EXERCISE GOAL: In the records, find each line where "selected" occurs, and copy it.

INFORMATION:
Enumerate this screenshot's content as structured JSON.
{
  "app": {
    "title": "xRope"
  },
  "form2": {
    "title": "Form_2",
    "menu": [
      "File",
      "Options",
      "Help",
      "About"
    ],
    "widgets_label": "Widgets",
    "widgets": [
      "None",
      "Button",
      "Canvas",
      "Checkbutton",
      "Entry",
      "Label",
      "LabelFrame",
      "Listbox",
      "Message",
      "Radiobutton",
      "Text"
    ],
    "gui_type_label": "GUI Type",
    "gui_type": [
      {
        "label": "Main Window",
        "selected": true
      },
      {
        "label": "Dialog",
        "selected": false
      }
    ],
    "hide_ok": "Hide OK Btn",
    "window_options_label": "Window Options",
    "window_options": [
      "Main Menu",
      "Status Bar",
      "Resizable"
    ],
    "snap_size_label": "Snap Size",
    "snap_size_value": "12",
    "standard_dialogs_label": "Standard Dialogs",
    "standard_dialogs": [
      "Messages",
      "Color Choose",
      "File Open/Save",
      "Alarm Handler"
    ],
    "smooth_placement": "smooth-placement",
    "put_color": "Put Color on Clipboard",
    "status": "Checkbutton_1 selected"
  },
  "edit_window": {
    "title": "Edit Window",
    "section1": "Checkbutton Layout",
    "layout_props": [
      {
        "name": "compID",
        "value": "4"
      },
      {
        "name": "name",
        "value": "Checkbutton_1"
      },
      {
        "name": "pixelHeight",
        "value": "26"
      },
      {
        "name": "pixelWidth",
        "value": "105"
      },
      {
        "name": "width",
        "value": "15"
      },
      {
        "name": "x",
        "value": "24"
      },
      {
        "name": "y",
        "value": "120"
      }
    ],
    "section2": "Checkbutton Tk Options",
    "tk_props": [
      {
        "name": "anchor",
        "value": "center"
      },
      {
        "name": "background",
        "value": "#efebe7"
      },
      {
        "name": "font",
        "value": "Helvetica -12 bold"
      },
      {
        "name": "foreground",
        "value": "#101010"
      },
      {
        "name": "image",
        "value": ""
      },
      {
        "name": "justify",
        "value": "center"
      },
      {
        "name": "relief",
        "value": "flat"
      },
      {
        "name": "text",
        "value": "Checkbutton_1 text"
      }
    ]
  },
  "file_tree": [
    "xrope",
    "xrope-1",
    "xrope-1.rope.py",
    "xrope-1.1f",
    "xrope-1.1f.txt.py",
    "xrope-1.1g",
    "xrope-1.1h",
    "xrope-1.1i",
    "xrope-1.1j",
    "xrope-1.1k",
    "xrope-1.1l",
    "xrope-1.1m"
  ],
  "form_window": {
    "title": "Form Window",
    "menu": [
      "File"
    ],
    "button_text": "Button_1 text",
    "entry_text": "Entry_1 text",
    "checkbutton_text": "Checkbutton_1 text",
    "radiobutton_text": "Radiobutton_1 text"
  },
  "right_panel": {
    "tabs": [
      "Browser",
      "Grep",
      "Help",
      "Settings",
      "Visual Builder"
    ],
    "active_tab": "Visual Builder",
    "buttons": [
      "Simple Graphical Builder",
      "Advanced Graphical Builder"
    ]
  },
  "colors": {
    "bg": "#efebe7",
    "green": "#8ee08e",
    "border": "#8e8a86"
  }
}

ANSWER SECTION:
        "selected": true
        "selected": false
    "status": "Checkbutton_1 selected"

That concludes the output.